“You’ve got to put the rifle down while you’re working, right? That kind of opens you up a little bit to attack.”
“The people who go for ATCs are employed in the bush – geologists or prospectors,” Beer said. “Their equipment is heavy and bulky. You add a shotgun to that, and they tend to get overloaded.”
What’s less clear is whether a small gun will be much good against a big animal – a bear, for example – in a life-or-death situation.
The OPP requires permit holders to choose “a big handgun,” Wyatt said. “It’s got to be a fairly powerful handgun.”
“The largest handgun, with the biggest calibre that the student can handle effectively – that’s what I recommend.”
But “with brown bears, carrying a handgun is just absolutely stupid,” argues former OPP staff-sergeant Doug Carlson, who ran the gun control system in northwestern Ontario before his retirement.
“You’re dealing with such a humongous bear – you’ll have a hard time knocking it down with a handgun. You might get lucky, but more likely it would just bounce off his skull, or aggravate him.
“You really need a high-powered rifle for something like that. Anybody who was truthful would tell you that.”
The issue has come up before: The OPP denied a handgun carry permit to a woman who wanted it to fend off polar bears on an expedition to the North Pole, Wyatt said.

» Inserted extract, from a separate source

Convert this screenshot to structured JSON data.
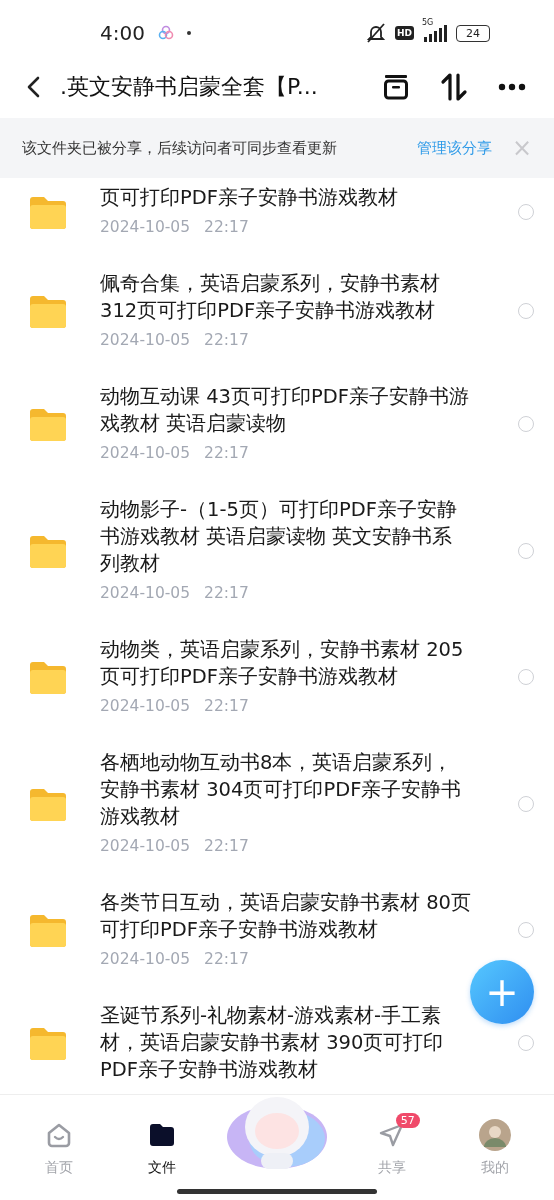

“We said: ‘I don’t think you could defend yourself well with a handgun against a polar bear, because they’re so big.'”
But in general, he added, if people who may face a bear attack want to trust their lives to a handgun, it’s up to them.
“I don’t get to put across, ‘The world according to Chris Wyatt’ about how wise it is to try to take on a bear with a handgun, because the law allows it.”
How does concealed carry work?
Other than armoured car guards, private citizens in Canada can be licenced to carry handguns in one of four situations: if they are trappers, need protection from wild animals in remote areas, or if “the life of that individual … is in imminent danger from one or more other individuals” and police protection is insufficient under the circumstances.
Police don’t release statistics on permits to carry concealed handguns against human threats “for security reasons and public safety reasons,” Wyatt said.
Ottawa lawyer Solomon Friedman says these permits are “almost impossible to get.”
“The legislation actually contemplates somebody who has been the subject of specific threats of harm or death from a particular person,” he said. “The guy signing your authorization to carry, who is a very high-ranking police officer, has to certify that the police aren’t able to help.
“I have filed several authorization to carry applications on behalf of clients, all unsuccessfully.”
Toronto mayoral candidate and former councillor Norm Gardner, who had a concealed carry permit for several years in the 1990s, said the weapon made him “very, very calm.”
“I was asked to go in and help some of the residents in the Jane and Finch area against the drug problem that was going on in the area, and I did, and I did have an altercation with somebody … who was really a drug dealer,” he said.
“As a result of that, I applied for a concealed carry permit.”
Gardiner, a Metro councillor at the time who sat on the Police Services Board, was approved after talking to then-Toronto police chief Jack Marks, he said. For several years, Gardner carried a Glock 19, a compact handgun.
“It makes you much calmer than you might ordinarily be, because you don’t want to have to get into a situation where someone could take it from you, or you could expose the firearm, or anything like that.”
In 1992, while he had the permit, Gardner shot and wounded a man breaking into a store he owned. He was never charged.